▶ Data records for software interfaces:
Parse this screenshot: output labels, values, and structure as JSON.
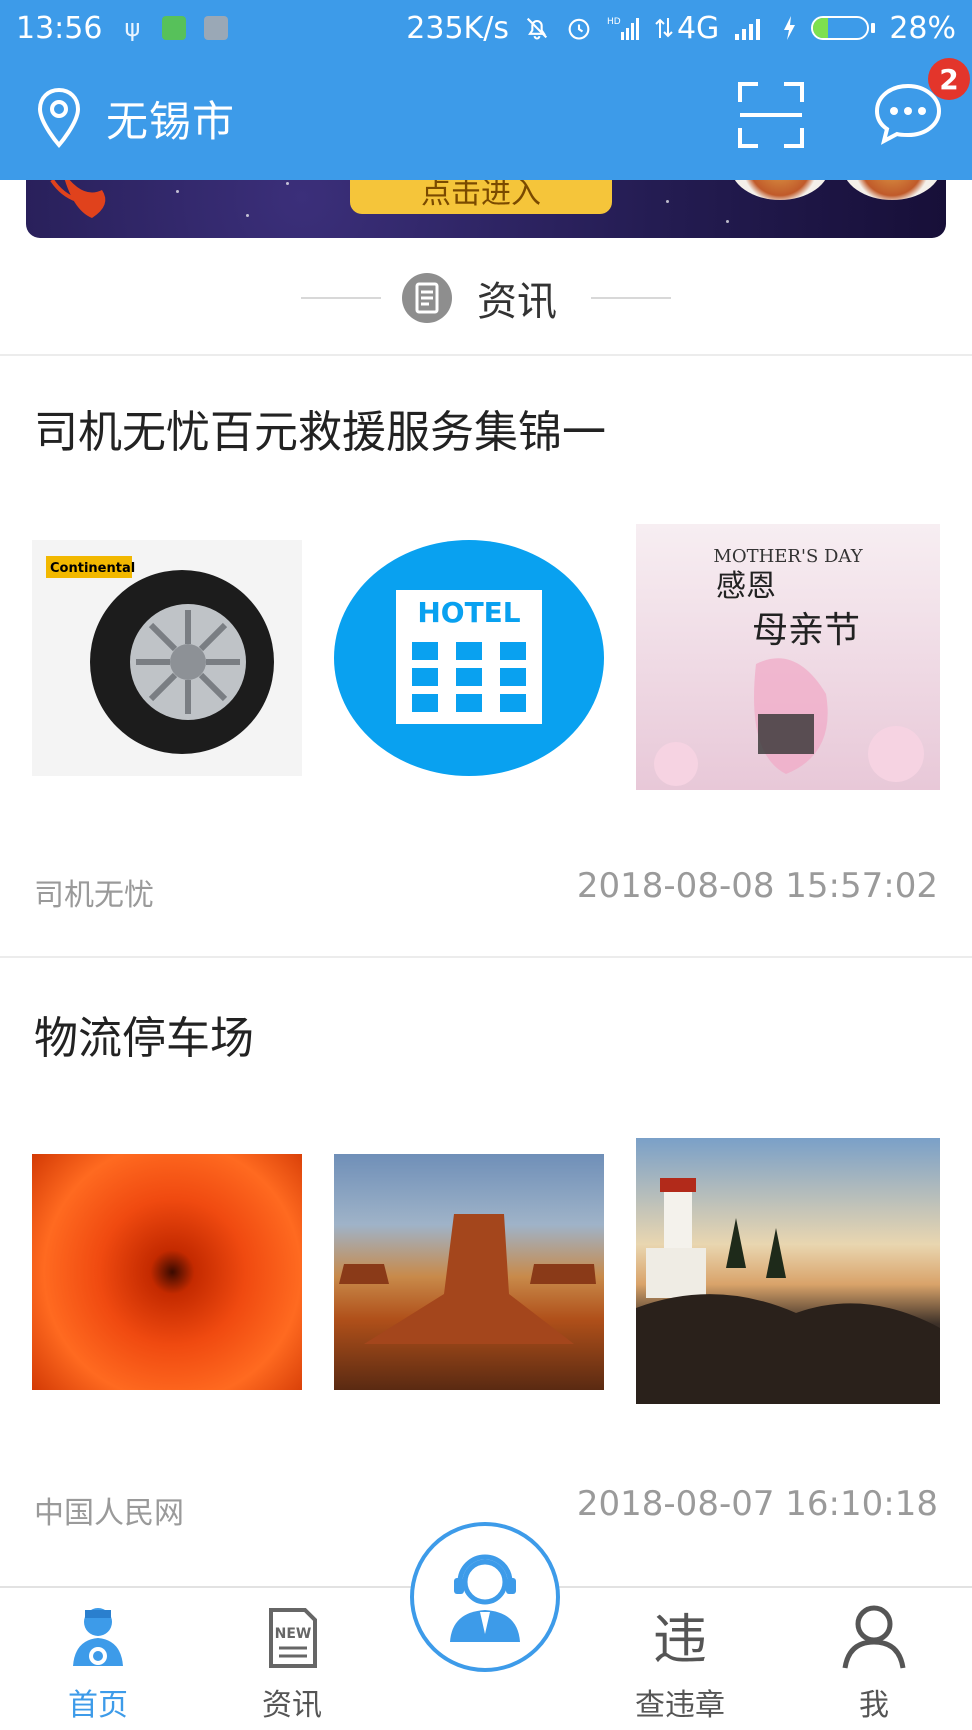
{
  "status_bar": {
    "time": "13:56",
    "network_speed": "235K/s",
    "network_type": "4G",
    "battery": "28%",
    "battery_level": 0.28
  },
  "header": {
    "city": "无锡市",
    "message_badge": "2"
  },
  "section": {
    "title": "资讯"
  },
  "news": [
    {
      "title": "司机无忧百元救援服务集锦一",
      "source": "司机无忧",
      "time": "2018-08-08 15:57:02",
      "images": [
        "continental-tire",
        "hotel-icon",
        "mothers-day-poster"
      ]
    },
    {
      "title": "物流停车场",
      "source": "中国人民网",
      "time": "2018-08-07 16:10:18",
      "images": [
        "orange-chrysanthemum",
        "desert-butte",
        "lighthouse-coast"
      ]
    }
  ],
  "banner": {
    "button_text": "点击进入"
  },
  "thumb_text": {
    "tire_brand": "Continental",
    "hotel": "HOTEL",
    "poster_en": "MOTHER'S DAY",
    "poster_line1": "感恩",
    "poster_line2": "母亲节"
  },
  "bottom_nav": {
    "items": [
      {
        "label": "首页",
        "icon": "home-mascot-icon",
        "active": true
      },
      {
        "label": "资讯",
        "icon": "news-icon",
        "active": false
      },
      {
        "label": "",
        "icon": "customer-service-icon",
        "active": false
      },
      {
        "label": "查违章",
        "icon": "violation-icon",
        "active": false
      },
      {
        "label": "我",
        "icon": "profile-icon",
        "active": false
      }
    ]
  },
  "colors": {
    "brand_blue": "#3d9be9",
    "badge_red": "#e3352b",
    "muted_text": "#9a9a9a"
  }
}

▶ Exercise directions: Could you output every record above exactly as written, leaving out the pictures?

▶ Task answer:
Parse this screenshot: output labels, values, and structure as JSON.
{
  "status_bar": {
    "time": "13:56",
    "network_speed": "235K/s",
    "network_type": "4G",
    "battery": "28%",
    "battery_level": 0.28
  },
  "header": {
    "city": "无锡市",
    "message_badge": "2"
  },
  "section": {
    "title": "资讯"
  },
  "news": [
    {
      "title": "司机无忧百元救援服务集锦一",
      "source": "司机无忧",
      "time": "2018-08-08 15:57:02",
      "images": [
        "continental-tire",
        "hotel-icon",
        "mothers-day-poster"
      ]
    },
    {
      "title": "物流停车场",
      "source": "中国人民网",
      "time": "2018-08-07 16:10:18",
      "images": [
        "orange-chrysanthemum",
        "desert-butte",
        "lighthouse-coast"
      ]
    }
  ],
  "banner": {
    "button_text": "点击进入"
  },
  "thumb_text": {
    "tire_brand": "Continental",
    "hotel": "HOTEL",
    "poster_en": "MOTHER'S DAY",
    "poster_line1": "感恩",
    "poster_line2": "母亲节"
  },
  "bottom_nav": {
    "items": [
      {
        "label": "首页",
        "icon": "home-mascot-icon",
        "active": true
      },
      {
        "label": "资讯",
        "icon": "news-icon",
        "active": false
      },
      {
        "label": "",
        "icon": "customer-service-icon",
        "active": false
      },
      {
        "label": "查违章",
        "icon": "violation-icon",
        "active": false
      },
      {
        "label": "我",
        "icon": "profile-icon",
        "active": false
      }
    ]
  },
  "colors": {
    "brand_blue": "#3d9be9",
    "badge_red": "#e3352b",
    "muted_text": "#9a9a9a"
  }
}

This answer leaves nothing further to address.